_Work to be completed_
Filter the entries below, keeping only lines with the word "arrow".

Data about app and page elements:
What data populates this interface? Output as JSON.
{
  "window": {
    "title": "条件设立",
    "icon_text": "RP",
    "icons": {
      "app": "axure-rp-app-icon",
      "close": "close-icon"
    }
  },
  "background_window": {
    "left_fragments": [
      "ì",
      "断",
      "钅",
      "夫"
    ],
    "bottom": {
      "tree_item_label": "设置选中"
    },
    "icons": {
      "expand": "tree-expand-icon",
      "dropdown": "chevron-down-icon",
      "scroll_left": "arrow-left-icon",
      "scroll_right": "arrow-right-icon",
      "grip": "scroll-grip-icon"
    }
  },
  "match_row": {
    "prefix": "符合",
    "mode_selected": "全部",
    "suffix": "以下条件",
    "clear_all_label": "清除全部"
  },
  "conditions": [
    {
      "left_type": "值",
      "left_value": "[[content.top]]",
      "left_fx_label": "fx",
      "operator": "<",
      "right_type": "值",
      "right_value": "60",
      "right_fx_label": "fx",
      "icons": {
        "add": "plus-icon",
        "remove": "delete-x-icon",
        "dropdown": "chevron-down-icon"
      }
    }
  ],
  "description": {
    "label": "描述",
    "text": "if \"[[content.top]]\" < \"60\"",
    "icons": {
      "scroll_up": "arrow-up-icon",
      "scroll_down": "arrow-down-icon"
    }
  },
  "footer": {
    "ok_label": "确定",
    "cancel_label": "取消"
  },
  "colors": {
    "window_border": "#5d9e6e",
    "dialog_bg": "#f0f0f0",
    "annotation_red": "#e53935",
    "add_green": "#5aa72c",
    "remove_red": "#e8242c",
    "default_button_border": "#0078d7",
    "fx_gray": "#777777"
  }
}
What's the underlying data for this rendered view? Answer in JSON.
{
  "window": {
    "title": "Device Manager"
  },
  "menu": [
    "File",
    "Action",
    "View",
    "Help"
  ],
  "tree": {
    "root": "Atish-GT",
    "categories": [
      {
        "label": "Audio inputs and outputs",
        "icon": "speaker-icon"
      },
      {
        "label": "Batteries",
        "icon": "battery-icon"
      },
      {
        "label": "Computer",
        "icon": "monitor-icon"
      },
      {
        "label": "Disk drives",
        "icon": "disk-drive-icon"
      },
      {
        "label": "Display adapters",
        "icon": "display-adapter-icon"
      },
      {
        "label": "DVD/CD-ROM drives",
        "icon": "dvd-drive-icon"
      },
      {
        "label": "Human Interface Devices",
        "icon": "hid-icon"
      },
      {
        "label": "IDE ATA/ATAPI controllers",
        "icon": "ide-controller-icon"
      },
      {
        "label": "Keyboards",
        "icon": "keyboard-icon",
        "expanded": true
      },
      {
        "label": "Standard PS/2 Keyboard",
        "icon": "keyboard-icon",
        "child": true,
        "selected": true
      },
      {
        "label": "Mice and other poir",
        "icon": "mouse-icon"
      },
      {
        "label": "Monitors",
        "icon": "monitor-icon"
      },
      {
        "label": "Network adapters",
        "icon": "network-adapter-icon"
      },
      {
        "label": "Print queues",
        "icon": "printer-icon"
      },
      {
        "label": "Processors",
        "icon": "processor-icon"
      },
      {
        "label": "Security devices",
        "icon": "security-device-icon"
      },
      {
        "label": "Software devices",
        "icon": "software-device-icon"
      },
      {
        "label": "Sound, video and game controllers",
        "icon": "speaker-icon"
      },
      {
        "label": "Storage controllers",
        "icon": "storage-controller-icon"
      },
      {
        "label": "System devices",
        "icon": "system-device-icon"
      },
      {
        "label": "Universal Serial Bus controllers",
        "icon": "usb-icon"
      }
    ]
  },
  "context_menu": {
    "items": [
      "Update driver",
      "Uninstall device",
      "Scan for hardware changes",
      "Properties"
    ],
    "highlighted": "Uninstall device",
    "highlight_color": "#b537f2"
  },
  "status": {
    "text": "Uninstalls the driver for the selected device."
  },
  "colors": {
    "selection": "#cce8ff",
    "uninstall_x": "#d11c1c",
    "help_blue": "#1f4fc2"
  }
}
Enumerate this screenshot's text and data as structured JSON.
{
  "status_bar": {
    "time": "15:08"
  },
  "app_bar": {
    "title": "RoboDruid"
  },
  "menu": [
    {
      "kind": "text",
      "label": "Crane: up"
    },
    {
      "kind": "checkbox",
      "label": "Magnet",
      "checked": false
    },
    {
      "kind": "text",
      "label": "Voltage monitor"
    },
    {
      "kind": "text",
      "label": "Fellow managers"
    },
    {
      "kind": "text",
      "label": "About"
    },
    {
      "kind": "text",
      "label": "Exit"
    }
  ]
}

_Answer to the problem_
      "scroll_left": "arrow-left-icon",
      "scroll_right": "arrow-right-icon",
      "scroll_up": "arrow-up-icon",
      "scroll_down": "arrow-down-icon"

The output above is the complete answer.